High School Security Council (Module 01)
Strengths & Weaknesses of the United Nations
The UN was created to promote global cooperation and peace. As world
Our present system of global governance … shows little evidence that the principal actors on the global stage have come to grips with the magnitude of the existential threats to a sustainable civilization
Transforming the United Nations System: Designs for a Workable World
by Joseph E. Schwartzberg (UN University Press, 2013) p.1
- The UN is an international organization and affects more countries and individuals than do regional organizations.
- It brings member states together to promote and achieve peace, development and respect for human right.
- Many (but not all) member states are sensitive to UN opinion about their actions, so UN attention to an issue can lead to a positive outcome.
- The UN is only as effective as its member states allow.
- Current decision-making power — especially that given to the five nations with permanent status and veto power in the Security Council — affects fairness and legitimacy.
- The UN system suffers from
- Many UN agencies have failed to live up to expectations.
Effecting major change will require much citizen education, creative political engagement from global civil society, the active involvement of highly respected and imaginative world leaders, political leadership from trusted progressive states…and, above all, the marshalling of human will on an unprecedented scale
Transforming the United Nations System: Designs for a Workable World by Joseph E. Schwartzberg (UN University Press, 2013) p.xxxii
- If you could bring about just one change in our present system of global governance, what would that change be? What if you could make two major changes? Or even three?
- Do you believe that there are effective ways to transform the current system so that global problems CAN be resolved for the benefit of all? OR, should we scrap the entire system and begin again from the ground up? Why do you believe as you do?
- While reform of many aspects of the UN system are needed, in what ways has the UN succeeded during its almost 75-year history? Cite examples to support your view.

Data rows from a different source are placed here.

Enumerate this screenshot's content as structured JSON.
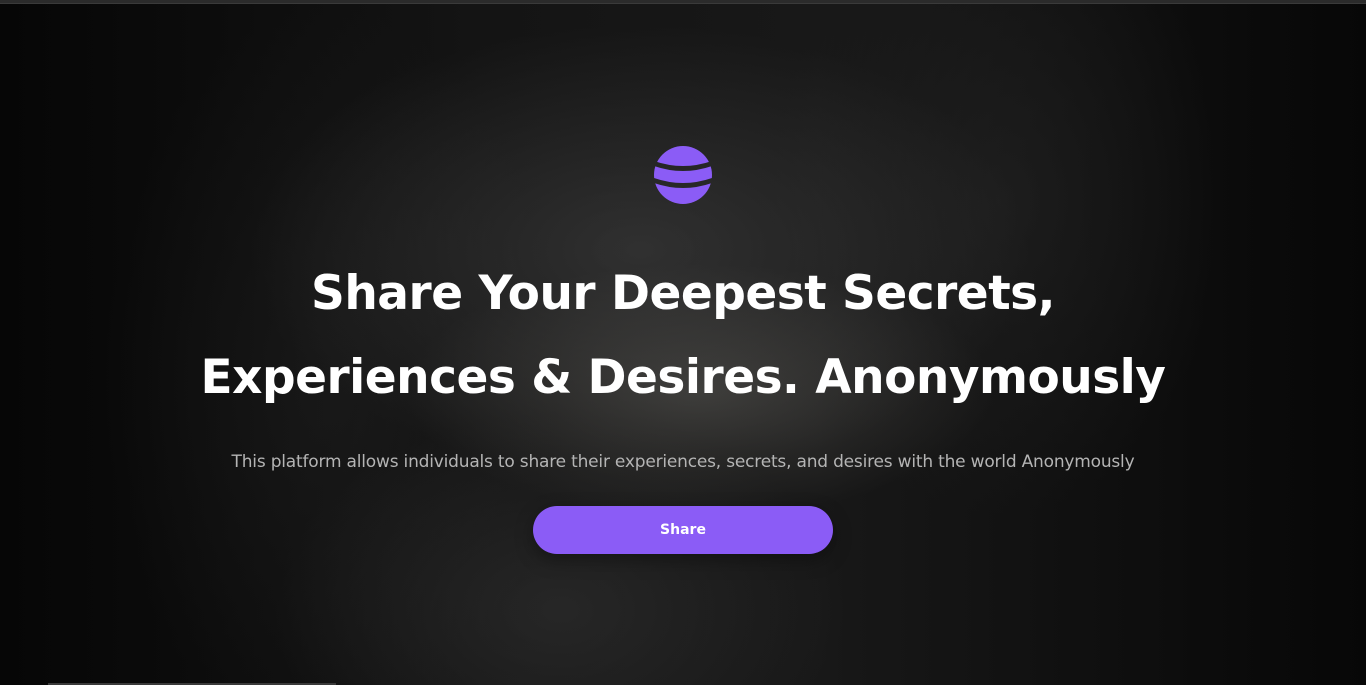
{
  "hero": {
    "logo": {
      "icon": "striped-globe-icon",
      "color": "#8b5cf6"
    },
    "headline_line1": "Share Your Deepest Secrets,",
    "headline_line2": "Experiences & Desires. Anonymously",
    "subtext": "This platform allows individuals to share their experiences, secrets, and desires with the world Anonymously",
    "share_label": "Share"
  },
  "colors": {
    "accent": "#8b5cf6",
    "headline": "#ffffff",
    "subtext": "#b4b4b4"
  }
}
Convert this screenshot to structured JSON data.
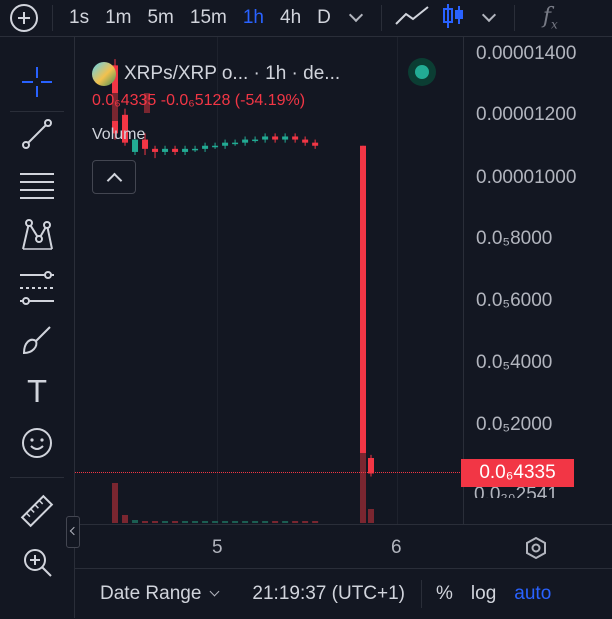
{
  "toolbar": {
    "timeframes": [
      "1s",
      "1m",
      "5m",
      "15m",
      "1h",
      "4h",
      "D"
    ],
    "active_timeframe": "1h",
    "fx_label": "f",
    "fx_sub": "x"
  },
  "legend": {
    "symbol": "XRPs/XRP o... · 1h · de...",
    "ohlc": "0.0₆4335  -0.0₆5128 (-54.19%)",
    "volume_label": "Volume"
  },
  "price_scale": {
    "labels": [
      "0.00001400",
      "0.00001200",
      "0.00001000",
      "0.0₅8000",
      "0.0₅6000",
      "0.0₅4000",
      "0.0₅2000"
    ],
    "current_price": "0.0₆4335",
    "partial_label": "0.0₂₀2541"
  },
  "time_axis": {
    "labels": [
      "5",
      "6"
    ]
  },
  "bottom_bar": {
    "date_range": "Date Range",
    "clock": "21:19:37 (UTC+1)",
    "percent": "%",
    "log": "log",
    "auto": "auto"
  },
  "colors": {
    "background": "#131722",
    "up": "#22ab94",
    "down": "#f23645",
    "accent": "#2962ff"
  },
  "chart_data": {
    "type": "candlestick",
    "y_axis_labels": [
      "0.00001400",
      "0.00001200",
      "0.00001000",
      "0.0₅8000",
      "0.0₅6000",
      "0.0₅4000",
      "0.0₅2000"
    ],
    "x_axis_labels": [
      "5",
      "6"
    ],
    "last_price": 4.335e-07,
    "change": -5.128e-07,
    "change_percent": -54.19,
    "note_candles": [
      {
        "open": 1.36e-05,
        "close": 1.14e-05,
        "high": 1.38e-05,
        "low": 1.12e-05
      },
      {
        "open": 1.2e-05,
        "close": 1.11e-05,
        "high": 1.22e-05,
        "low": 1.1e-05
      },
      {
        "open": 1.08e-05,
        "close": 1.12e-05,
        "high": 1.13e-05,
        "low": 1.07e-05
      },
      {
        "open": 1.12e-05,
        "close": 1.09e-05,
        "high": 1.14e-05,
        "low": 1.07e-05
      },
      {
        "open": 1.09e-05,
        "close": 1.08e-05,
        "high": 1.1e-05,
        "low": 1.06e-05
      },
      {
        "open": 1.08e-05,
        "close": 1.09e-05,
        "high": 1.1e-05,
        "low": 1.07e-05
      },
      {
        "open": 1.09e-05,
        "close": 1.08e-05,
        "high": 1.1e-05,
        "low": 1.07e-05
      },
      {
        "open": 1.08e-05,
        "close": 1.09e-05,
        "high": 1.1e-05,
        "low": 1.07e-05
      },
      {
        "open": 1.09e-05,
        "close": 1.09e-05,
        "high": 1.1e-05,
        "low": 1.08e-05
      },
      {
        "open": 1.09e-05,
        "close": 1.1e-05,
        "high": 1.11e-05,
        "low": 1.08e-05
      },
      {
        "open": 1.1e-05,
        "close": 1.1e-05,
        "high": 1.11e-05,
        "low": 1.09e-05
      },
      {
        "open": 1.1e-05,
        "close": 1.11e-05,
        "high": 1.12e-05,
        "low": 1.09e-05
      },
      {
        "open": 1.11e-05,
        "close": 1.11e-05,
        "high": 1.12e-05,
        "low": 1.1e-05
      },
      {
        "open": 1.11e-05,
        "close": 1.12e-05,
        "high": 1.13e-05,
        "low": 1.1e-05
      },
      {
        "open": 1.12e-05,
        "close": 1.12e-05,
        "high": 1.13e-05,
        "low": 1.11e-05
      },
      {
        "open": 1.12e-05,
        "close": 1.13e-05,
        "high": 1.14e-05,
        "low": 1.11e-05
      },
      {
        "open": 1.13e-05,
        "close": 1.12e-05,
        "high": 1.14e-05,
        "low": 1.11e-05
      },
      {
        "open": 1.12e-05,
        "close": 1.13e-05,
        "high": 1.14e-05,
        "low": 1.11e-05
      },
      {
        "open": 1.13e-05,
        "close": 1.12e-05,
        "high": 1.14e-05,
        "low": 1.11e-05
      },
      {
        "open": 1.12e-05,
        "close": 1.11e-05,
        "high": 1.13e-05,
        "low": 1.1e-05
      },
      {
        "open": 1.11e-05,
        "close": 1.1e-05,
        "high": 1.12e-05,
        "low": 1.09e-05
      },
      {
        "open": 1.1e-05,
        "close": 9e-07,
        "high": 1.1e-05,
        "low": 3e-07
      },
      {
        "open": 9e-07,
        "close": 4e-07,
        "high": 1e-06,
        "low": 3e-07
      }
    ]
  }
}
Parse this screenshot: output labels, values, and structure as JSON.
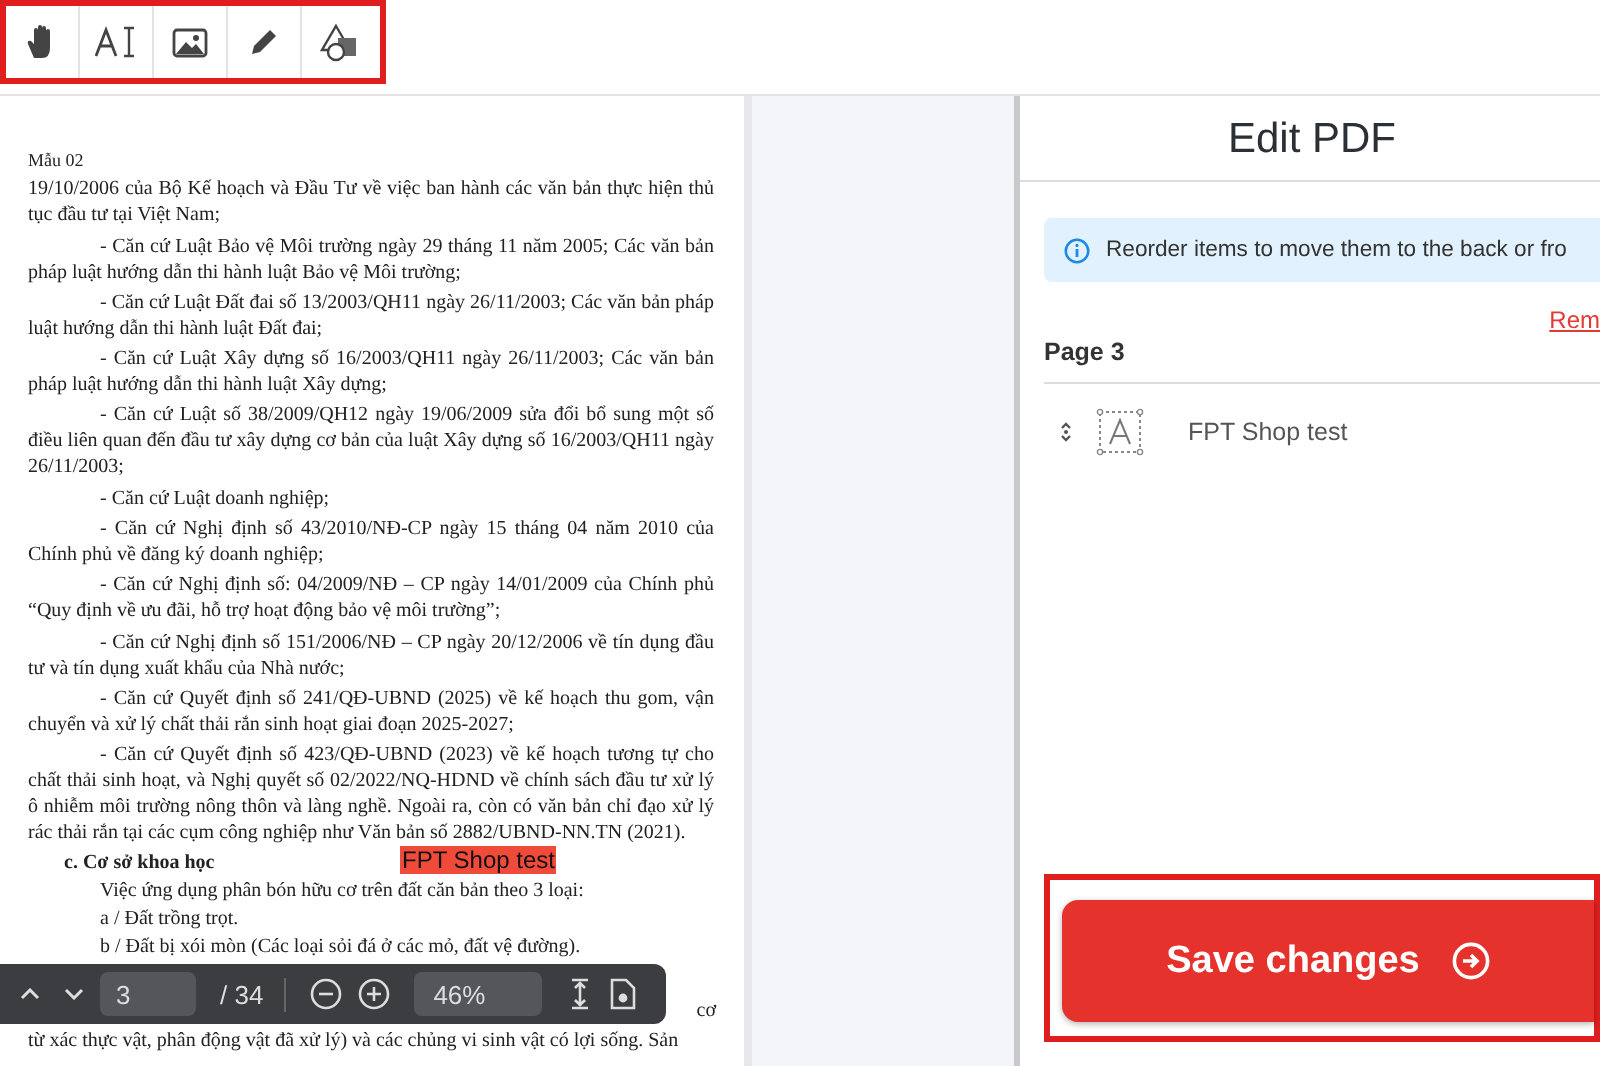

- What is the meaning of the “sovereign equality of nations?” Why do nations cling so tenaciously to their sovereignty? Should sovereign nations be subject to international jurisdiction and the imposition of sanctions when activities within their borders (e.g., pollution of the atmosphere and groundwater) have serious adverse effects on other countries? How about if human rights are violated on a massive scale (e.g., ethnic cleansing) within their boundaries?